(App and web page records)
*** Begin section ***

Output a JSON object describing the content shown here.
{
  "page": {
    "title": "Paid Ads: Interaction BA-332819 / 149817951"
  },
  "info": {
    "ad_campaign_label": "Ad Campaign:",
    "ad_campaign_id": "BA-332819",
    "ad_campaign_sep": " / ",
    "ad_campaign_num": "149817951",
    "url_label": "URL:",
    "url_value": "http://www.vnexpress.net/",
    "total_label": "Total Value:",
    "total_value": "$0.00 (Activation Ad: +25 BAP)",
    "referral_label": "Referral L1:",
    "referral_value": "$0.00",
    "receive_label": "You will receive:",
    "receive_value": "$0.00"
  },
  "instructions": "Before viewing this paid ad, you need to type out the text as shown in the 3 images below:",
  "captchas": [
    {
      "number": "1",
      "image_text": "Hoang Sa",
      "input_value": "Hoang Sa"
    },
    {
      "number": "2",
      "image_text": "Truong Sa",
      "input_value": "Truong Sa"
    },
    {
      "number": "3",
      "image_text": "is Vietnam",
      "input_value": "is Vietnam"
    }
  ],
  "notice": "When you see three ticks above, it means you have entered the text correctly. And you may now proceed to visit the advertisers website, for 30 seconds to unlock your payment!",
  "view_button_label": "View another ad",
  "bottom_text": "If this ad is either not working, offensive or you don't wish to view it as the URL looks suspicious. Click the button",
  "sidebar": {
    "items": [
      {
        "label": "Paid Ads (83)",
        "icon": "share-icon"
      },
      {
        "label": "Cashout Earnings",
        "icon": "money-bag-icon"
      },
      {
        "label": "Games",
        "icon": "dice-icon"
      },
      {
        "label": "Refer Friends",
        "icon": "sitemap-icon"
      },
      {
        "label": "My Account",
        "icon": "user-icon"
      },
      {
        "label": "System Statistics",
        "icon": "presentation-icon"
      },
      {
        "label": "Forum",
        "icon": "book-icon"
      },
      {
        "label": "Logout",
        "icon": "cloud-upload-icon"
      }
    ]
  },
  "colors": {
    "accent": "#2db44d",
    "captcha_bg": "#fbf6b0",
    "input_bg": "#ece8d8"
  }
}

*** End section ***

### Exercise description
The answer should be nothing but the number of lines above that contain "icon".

### Written answer
8